(App and web page records)

- Opening Delimiter -

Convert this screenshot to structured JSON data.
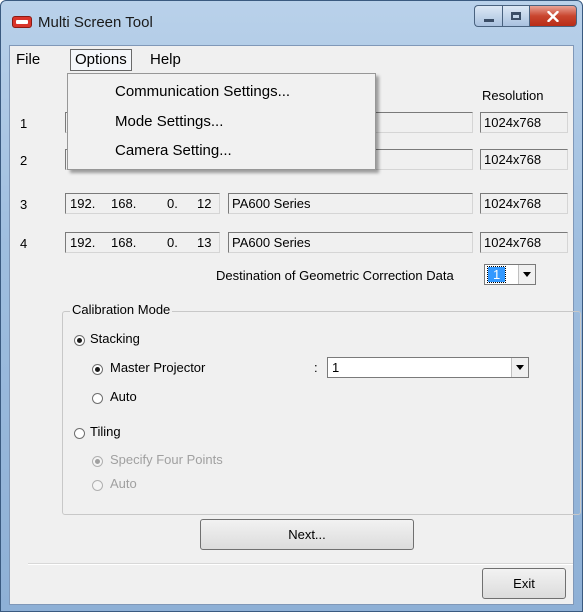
{
  "window": {
    "title": "Multi Screen Tool",
    "icon": "app-icon"
  },
  "menubar": {
    "items": [
      {
        "label": "File"
      },
      {
        "label": "Options"
      },
      {
        "label": "Help"
      }
    ]
  },
  "options_menu": {
    "items": [
      {
        "label": "Communication Settings..."
      },
      {
        "label": "Mode Settings..."
      },
      {
        "label": "Camera Setting..."
      }
    ]
  },
  "table": {
    "resolution_header": "Resolution",
    "rows": [
      {
        "num": "1",
        "ip": [
          "",
          "",
          "",
          ""
        ],
        "model": "",
        "resolution": "1024x768"
      },
      {
        "num": "2",
        "ip": [
          "",
          "",
          "",
          ""
        ],
        "model": "",
        "resolution": "1024x768"
      },
      {
        "num": "3",
        "ip": [
          "192.",
          "168.",
          "0.",
          "12"
        ],
        "model": "PA600 Series",
        "resolution": "1024x768"
      },
      {
        "num": "4",
        "ip": [
          "192.",
          "168.",
          "0.",
          "13"
        ],
        "model": "PA600 Series",
        "resolution": "1024x768"
      }
    ]
  },
  "destination": {
    "label": "Destination of Geometric Correction Data",
    "value": "1"
  },
  "calibration": {
    "title": "Calibration Mode",
    "stacking": {
      "label": "Stacking",
      "selected": true
    },
    "master_projector": {
      "label": "Master Projector",
      "colon": ":",
      "value": "1",
      "selected": true
    },
    "stacking_auto": {
      "label": "Auto",
      "selected": false
    },
    "tiling": {
      "label": "Tiling",
      "selected": false
    },
    "specify_four_points": {
      "label": "Specify Four Points",
      "selected": true,
      "disabled": true
    },
    "tiling_auto": {
      "label": "Auto",
      "selected": false,
      "disabled": true
    }
  },
  "buttons": {
    "next": "Next...",
    "exit": "Exit"
  },
  "colors": {
    "title_bar": "#b9d1ea",
    "close_button": "#c9462f",
    "selection": "#3399ff",
    "dialog": "#f0f0f0"
  }
}
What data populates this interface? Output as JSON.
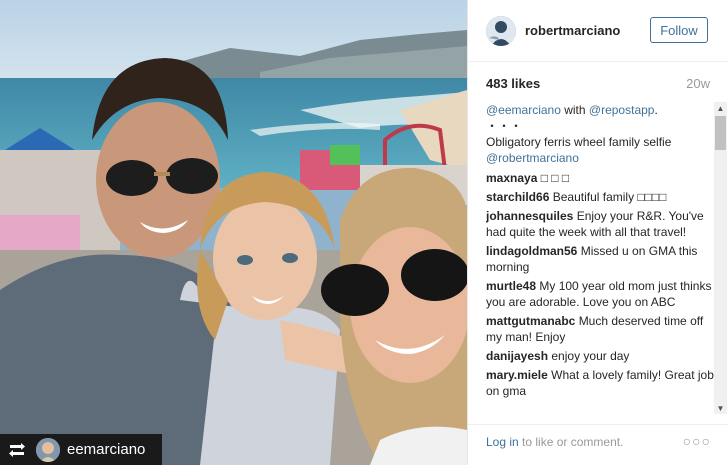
{
  "photo": {
    "alt_icon": "family-selfie-photo",
    "repost_icon": "repost-icon",
    "repost_username": "eemarciano"
  },
  "header": {
    "username": "robertmarciano",
    "follow_label": "Follow"
  },
  "stats": {
    "likes": "483 likes",
    "age": "20w"
  },
  "caption": {
    "mention": "@eemarciano",
    "with_text": " with ",
    "app": "@repostapp",
    "dot": ".",
    "ellipsis": "・・・",
    "body": "Obligatory ferris wheel family selfie",
    "tag": "@robertmarciano"
  },
  "comments": [
    {
      "author": "maxnaya",
      "text": "□ □ □"
    },
    {
      "author": "starchild66",
      "text": "Beautiful family □□□□"
    },
    {
      "author": "johannesquiles",
      "text": "Enjoy your R&R. You've had quite the week with all that travel!"
    },
    {
      "author": "lindagoldman56",
      "text": "Missed u on GMA this morning"
    },
    {
      "author": "murtle48",
      "text": "My 100 year old mom just thinks you are adorable. Love you on ABC"
    },
    {
      "author": "mattgutmanabc",
      "text": "Much deserved time off my man! Enjoy"
    },
    {
      "author": "danijayesh",
      "text": "enjoy your day"
    },
    {
      "author": "mary.miele",
      "text": "What a lovely family! Great job on gma"
    }
  ],
  "footer": {
    "login_link": "Log in",
    "login_rest": " to like or comment.",
    "more": "○○○"
  },
  "colors": {
    "link": "#3f729b",
    "muted": "#999999",
    "text": "#262626"
  }
}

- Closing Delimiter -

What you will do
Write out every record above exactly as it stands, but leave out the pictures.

Solution
Convert this screenshot to structured JSON data.
{
  "window": {
    "title": "Multi Screen Tool",
    "icon": "app-icon"
  },
  "menubar": {
    "items": [
      {
        "label": "File"
      },
      {
        "label": "Options"
      },
      {
        "label": "Help"
      }
    ]
  },
  "options_menu": {
    "items": [
      {
        "label": "Communication Settings..."
      },
      {
        "label": "Mode Settings..."
      },
      {
        "label": "Camera Setting..."
      }
    ]
  },
  "table": {
    "resolution_header": "Resolution",
    "rows": [
      {
        "num": "1",
        "ip": [
          "",
          "",
          "",
          ""
        ],
        "model": "",
        "resolution": "1024x768"
      },
      {
        "num": "2",
        "ip": [
          "",
          "",
          "",
          ""
        ],
        "model": "",
        "resolution": "1024x768"
      },
      {
        "num": "3",
        "ip": [
          "192.",
          "168.",
          "0.",
          "12"
        ],
        "model": "PA600 Series",
        "resolution": "1024x768"
      },
      {
        "num": "4",
        "ip": [
          "192.",
          "168.",
          "0.",
          "13"
        ],
        "model": "PA600 Series",
        "resolution": "1024x768"
      }
    ]
  },
  "destination": {
    "label": "Destination of Geometric Correction Data",
    "value": "1"
  },
  "calibration": {
    "title": "Calibration Mode",
    "stacking": {
      "label": "Stacking",
      "selected": true
    },
    "master_projector": {
      "label": "Master Projector",
      "colon": ":",
      "value": "1",
      "selected": true
    },
    "stacking_auto": {
      "label": "Auto",
      "selected": false
    },
    "tiling": {
      "label": "Tiling",
      "selected": false
    },
    "specify_four_points": {
      "label": "Specify Four Points",
      "selected": true,
      "disabled": true
    },
    "tiling_auto": {
      "label": "Auto",
      "selected": false,
      "disabled": true
    }
  },
  "buttons": {
    "next": "Next...",
    "exit": "Exit"
  },
  "colors": {
    "title_bar": "#b9d1ea",
    "close_button": "#c9462f",
    "selection": "#3399ff",
    "dialog": "#f0f0f0"
  }
}
What data populates this interface? Output as JSON.
{
  "photo": {
    "alt_icon": "family-selfie-photo",
    "repost_icon": "repost-icon",
    "repost_username": "eemarciano"
  },
  "header": {
    "username": "robertmarciano",
    "follow_label": "Follow"
  },
  "stats": {
    "likes": "483 likes",
    "age": "20w"
  },
  "caption": {
    "mention": "@eemarciano",
    "with_text": " with ",
    "app": "@repostapp",
    "dot": ".",
    "ellipsis": "・・・",
    "body": "Obligatory ferris wheel family selfie",
    "tag": "@robertmarciano"
  },
  "comments": [
    {
      "author": "maxnaya",
      "text": "□ □ □"
    },
    {
      "author": "starchild66",
      "text": "Beautiful family □□□□"
    },
    {
      "author": "johannesquiles",
      "text": "Enjoy your R&R. You've had quite the week with all that travel!"
    },
    {
      "author": "lindagoldman56",
      "text": "Missed u on GMA this morning"
    },
    {
      "author": "murtle48",
      "text": "My 100 year old mom just thinks you are adorable. Love you on ABC"
    },
    {
      "author": "mattgutmanabc",
      "text": "Much deserved time off my man! Enjoy"
    },
    {
      "author": "danijayesh",
      "text": "enjoy your day"
    },
    {
      "author": "mary.miele",
      "text": "What a lovely family! Great job on gma"
    }
  ],
  "footer": {
    "login_link": "Log in",
    "login_rest": " to like or comment.",
    "more": "○○○"
  },
  "colors": {
    "link": "#3f729b",
    "muted": "#999999",
    "text": "#262626"
  }
}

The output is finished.